HOW TO COMPLETE THIS TASK -> Narrow the data below down to the lines containing "left".

------ DATA LISTING

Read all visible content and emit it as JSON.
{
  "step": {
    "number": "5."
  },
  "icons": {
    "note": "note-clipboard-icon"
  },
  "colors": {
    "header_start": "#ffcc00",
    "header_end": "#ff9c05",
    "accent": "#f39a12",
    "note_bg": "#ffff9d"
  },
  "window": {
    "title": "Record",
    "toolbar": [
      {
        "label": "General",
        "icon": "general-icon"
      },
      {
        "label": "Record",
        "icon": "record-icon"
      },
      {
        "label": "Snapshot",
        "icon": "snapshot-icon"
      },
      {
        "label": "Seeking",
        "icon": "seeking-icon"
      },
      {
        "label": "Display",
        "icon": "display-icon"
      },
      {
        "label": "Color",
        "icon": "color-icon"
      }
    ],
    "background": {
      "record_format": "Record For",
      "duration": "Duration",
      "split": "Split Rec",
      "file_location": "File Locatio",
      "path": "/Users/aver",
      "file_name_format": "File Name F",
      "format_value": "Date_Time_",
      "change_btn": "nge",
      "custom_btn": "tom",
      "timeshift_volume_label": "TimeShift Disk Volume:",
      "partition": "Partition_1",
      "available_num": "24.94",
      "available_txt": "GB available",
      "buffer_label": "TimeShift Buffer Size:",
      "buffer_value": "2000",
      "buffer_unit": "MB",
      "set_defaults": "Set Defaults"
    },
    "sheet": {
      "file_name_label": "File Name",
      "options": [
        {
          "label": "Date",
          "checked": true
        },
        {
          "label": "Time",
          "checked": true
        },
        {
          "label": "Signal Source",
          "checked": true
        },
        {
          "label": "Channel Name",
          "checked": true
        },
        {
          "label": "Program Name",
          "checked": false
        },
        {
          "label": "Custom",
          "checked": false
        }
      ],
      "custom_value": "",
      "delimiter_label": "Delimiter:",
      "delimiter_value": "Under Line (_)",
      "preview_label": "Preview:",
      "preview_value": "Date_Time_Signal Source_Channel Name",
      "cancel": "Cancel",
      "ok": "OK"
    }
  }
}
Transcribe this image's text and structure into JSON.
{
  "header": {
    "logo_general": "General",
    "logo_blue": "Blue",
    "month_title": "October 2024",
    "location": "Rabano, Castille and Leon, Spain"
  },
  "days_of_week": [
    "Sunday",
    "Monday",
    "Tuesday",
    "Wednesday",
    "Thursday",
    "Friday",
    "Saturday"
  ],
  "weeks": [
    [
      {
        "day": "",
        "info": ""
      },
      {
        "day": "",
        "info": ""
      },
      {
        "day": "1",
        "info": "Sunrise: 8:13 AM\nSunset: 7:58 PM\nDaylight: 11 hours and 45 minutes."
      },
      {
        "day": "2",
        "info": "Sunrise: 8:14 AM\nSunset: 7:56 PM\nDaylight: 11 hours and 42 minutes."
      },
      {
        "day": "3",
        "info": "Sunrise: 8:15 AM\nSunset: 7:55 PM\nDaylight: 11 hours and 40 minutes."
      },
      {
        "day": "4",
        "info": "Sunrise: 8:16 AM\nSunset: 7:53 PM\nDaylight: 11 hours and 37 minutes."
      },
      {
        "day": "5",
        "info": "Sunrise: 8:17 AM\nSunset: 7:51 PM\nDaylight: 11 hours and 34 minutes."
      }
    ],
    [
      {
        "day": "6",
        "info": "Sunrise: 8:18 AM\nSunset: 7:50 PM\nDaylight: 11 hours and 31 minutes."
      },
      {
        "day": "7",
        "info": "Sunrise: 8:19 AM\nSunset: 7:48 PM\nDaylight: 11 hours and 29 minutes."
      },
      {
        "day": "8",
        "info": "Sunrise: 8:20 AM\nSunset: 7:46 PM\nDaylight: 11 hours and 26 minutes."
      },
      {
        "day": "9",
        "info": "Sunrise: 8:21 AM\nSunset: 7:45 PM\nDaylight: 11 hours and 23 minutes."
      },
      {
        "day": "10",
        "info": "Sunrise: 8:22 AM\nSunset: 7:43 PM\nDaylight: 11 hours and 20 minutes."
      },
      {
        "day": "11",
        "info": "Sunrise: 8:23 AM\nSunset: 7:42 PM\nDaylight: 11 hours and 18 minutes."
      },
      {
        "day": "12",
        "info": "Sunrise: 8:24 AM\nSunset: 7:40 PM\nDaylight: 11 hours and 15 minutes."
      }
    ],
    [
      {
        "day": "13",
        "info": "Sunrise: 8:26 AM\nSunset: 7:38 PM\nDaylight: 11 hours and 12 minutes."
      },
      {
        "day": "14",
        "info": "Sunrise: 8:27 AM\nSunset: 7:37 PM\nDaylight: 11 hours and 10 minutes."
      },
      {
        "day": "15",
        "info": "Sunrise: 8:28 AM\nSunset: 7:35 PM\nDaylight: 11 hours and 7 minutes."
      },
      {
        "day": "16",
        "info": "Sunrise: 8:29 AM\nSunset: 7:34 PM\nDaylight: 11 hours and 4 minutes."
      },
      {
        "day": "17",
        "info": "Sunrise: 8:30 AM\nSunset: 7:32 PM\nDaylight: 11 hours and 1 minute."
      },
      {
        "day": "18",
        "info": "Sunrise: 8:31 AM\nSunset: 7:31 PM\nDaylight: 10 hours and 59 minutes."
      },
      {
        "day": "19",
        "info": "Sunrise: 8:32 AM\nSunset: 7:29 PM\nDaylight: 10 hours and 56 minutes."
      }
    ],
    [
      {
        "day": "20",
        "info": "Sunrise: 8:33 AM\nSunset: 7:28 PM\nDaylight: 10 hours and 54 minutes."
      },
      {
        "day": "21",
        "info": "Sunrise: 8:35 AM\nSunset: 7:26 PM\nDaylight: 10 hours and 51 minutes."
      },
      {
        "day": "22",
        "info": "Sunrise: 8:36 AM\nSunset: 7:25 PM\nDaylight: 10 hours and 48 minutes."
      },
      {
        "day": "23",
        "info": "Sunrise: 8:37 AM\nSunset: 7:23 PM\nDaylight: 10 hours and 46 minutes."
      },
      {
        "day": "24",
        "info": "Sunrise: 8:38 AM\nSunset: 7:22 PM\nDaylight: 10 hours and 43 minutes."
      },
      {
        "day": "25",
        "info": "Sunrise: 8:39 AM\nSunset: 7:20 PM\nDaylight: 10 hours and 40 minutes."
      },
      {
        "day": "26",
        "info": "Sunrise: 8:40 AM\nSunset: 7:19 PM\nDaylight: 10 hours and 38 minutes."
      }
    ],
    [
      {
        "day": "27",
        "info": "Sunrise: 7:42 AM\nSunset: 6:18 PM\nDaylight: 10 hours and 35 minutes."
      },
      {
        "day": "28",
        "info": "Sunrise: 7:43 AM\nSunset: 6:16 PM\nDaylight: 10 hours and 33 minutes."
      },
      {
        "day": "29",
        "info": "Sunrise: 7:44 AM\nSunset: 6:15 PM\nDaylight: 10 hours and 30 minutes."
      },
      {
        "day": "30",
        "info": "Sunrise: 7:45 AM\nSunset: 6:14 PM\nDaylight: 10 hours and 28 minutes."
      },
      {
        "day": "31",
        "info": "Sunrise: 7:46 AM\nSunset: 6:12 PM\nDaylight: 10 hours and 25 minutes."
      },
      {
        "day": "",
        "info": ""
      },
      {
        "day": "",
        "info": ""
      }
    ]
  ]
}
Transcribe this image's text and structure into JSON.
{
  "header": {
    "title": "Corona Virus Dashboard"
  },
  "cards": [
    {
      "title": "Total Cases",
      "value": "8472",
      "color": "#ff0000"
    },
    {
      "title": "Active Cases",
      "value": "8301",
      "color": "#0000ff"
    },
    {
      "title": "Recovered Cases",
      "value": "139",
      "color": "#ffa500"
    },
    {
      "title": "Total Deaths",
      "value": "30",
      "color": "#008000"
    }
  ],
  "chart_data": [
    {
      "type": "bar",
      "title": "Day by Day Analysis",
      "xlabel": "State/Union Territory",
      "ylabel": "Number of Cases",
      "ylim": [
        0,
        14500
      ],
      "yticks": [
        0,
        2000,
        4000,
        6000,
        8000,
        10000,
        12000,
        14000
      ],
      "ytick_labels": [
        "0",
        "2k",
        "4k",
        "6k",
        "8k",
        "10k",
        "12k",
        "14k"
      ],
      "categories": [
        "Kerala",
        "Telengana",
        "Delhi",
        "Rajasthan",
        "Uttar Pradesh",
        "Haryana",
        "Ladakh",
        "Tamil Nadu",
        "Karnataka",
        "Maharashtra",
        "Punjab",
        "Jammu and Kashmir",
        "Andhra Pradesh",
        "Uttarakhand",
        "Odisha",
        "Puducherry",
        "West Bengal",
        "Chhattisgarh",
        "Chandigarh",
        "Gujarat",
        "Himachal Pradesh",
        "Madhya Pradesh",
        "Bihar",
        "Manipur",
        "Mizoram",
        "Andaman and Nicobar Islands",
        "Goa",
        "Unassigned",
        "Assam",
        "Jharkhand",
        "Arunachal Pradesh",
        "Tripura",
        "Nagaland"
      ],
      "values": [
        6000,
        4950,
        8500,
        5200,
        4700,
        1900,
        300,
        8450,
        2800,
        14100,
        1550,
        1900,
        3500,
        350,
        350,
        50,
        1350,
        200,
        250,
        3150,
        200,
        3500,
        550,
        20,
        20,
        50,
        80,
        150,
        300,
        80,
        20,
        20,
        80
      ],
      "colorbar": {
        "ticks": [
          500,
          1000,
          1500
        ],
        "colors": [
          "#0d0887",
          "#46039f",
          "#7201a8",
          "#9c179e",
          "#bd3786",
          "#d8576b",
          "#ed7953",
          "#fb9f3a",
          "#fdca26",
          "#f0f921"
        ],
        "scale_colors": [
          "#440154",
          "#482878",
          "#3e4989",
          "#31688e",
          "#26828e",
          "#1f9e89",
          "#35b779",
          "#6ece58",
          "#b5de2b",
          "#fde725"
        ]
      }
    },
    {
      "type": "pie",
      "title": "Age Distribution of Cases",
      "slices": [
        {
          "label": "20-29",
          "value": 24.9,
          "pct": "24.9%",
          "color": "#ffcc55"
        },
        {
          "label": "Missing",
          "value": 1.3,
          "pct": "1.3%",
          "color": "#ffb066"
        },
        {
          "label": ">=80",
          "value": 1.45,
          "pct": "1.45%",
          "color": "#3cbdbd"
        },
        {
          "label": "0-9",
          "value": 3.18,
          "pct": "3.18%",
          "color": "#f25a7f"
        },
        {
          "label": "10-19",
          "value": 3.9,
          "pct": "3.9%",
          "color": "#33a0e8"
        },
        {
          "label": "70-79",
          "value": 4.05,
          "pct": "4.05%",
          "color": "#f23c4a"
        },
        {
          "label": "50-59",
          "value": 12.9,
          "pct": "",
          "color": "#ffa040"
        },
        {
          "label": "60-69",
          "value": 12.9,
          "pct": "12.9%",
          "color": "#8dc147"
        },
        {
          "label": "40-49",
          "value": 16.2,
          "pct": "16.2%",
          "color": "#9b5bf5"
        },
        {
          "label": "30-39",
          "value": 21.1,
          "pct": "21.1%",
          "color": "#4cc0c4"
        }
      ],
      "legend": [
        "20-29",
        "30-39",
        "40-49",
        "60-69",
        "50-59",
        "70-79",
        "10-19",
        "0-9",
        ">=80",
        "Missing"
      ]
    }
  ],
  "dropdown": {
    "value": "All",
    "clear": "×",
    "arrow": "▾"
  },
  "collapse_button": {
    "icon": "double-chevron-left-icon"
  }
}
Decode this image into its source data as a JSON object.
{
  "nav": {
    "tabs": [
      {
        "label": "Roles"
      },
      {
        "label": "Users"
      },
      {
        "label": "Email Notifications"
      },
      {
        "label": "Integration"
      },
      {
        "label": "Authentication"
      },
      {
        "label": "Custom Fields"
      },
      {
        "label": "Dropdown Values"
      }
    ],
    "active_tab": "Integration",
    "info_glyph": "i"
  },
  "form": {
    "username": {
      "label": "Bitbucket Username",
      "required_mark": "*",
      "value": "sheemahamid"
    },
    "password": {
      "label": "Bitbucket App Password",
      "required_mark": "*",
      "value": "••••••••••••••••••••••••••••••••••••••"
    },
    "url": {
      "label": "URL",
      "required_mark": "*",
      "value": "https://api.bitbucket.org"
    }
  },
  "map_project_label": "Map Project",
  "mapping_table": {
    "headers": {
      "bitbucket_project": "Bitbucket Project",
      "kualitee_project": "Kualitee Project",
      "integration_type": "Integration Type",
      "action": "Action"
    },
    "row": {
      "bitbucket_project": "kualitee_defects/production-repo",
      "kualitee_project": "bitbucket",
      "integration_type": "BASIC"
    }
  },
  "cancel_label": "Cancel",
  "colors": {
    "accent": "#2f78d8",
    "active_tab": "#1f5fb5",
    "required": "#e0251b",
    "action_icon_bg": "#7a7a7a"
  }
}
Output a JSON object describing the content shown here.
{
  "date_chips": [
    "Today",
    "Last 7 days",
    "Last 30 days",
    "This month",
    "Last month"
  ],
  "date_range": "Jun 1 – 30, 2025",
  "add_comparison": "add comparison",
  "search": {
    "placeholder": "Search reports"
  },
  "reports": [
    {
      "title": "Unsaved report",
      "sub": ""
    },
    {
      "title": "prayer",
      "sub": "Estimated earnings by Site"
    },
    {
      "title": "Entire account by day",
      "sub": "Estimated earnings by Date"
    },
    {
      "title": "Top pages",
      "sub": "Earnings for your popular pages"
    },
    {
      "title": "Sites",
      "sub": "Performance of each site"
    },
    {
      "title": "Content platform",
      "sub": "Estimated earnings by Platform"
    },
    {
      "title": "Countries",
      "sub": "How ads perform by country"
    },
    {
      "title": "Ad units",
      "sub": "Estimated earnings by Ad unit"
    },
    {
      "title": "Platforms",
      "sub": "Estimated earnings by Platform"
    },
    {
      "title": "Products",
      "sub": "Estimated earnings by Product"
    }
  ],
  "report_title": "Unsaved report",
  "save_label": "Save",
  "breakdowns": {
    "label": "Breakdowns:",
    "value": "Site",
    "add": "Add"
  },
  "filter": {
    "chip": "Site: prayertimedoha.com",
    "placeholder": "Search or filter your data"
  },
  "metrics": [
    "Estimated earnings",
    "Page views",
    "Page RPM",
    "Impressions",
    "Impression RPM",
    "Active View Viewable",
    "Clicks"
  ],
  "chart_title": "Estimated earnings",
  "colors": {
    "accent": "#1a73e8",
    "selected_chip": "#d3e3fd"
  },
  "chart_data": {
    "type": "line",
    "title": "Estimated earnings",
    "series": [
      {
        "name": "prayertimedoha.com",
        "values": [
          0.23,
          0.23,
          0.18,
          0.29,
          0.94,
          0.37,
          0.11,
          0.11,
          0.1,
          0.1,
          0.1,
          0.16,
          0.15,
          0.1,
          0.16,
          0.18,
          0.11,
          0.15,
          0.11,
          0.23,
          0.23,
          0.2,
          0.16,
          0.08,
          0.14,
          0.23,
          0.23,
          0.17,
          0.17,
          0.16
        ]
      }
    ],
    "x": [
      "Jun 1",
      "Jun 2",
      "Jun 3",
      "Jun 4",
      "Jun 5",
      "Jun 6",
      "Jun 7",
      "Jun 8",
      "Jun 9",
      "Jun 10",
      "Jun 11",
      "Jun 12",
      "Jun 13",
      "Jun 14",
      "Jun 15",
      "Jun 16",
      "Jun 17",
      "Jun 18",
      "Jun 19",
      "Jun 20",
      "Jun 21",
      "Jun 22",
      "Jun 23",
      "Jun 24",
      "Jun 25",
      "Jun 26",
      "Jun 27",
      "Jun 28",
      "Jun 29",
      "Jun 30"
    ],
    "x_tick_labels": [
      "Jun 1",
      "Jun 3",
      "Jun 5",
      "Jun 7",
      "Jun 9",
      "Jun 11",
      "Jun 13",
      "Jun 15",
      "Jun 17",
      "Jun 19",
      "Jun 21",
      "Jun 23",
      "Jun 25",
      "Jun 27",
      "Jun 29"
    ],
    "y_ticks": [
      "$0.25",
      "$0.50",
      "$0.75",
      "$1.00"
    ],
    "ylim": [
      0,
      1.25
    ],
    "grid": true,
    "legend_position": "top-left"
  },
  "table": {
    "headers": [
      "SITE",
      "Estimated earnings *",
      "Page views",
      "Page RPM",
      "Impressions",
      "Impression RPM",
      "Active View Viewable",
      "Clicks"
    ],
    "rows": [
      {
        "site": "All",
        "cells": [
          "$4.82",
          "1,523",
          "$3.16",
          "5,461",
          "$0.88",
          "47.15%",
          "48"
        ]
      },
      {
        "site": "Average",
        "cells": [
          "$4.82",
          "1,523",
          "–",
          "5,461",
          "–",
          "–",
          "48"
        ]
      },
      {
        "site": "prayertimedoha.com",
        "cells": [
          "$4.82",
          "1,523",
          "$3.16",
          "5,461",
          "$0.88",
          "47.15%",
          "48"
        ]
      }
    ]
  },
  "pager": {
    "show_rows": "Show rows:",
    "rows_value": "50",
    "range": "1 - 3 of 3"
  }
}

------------

RESPONSE TO THIS TASK ->
    "icon": "double-chevron-left-icon"
    "legend_position": "top-left"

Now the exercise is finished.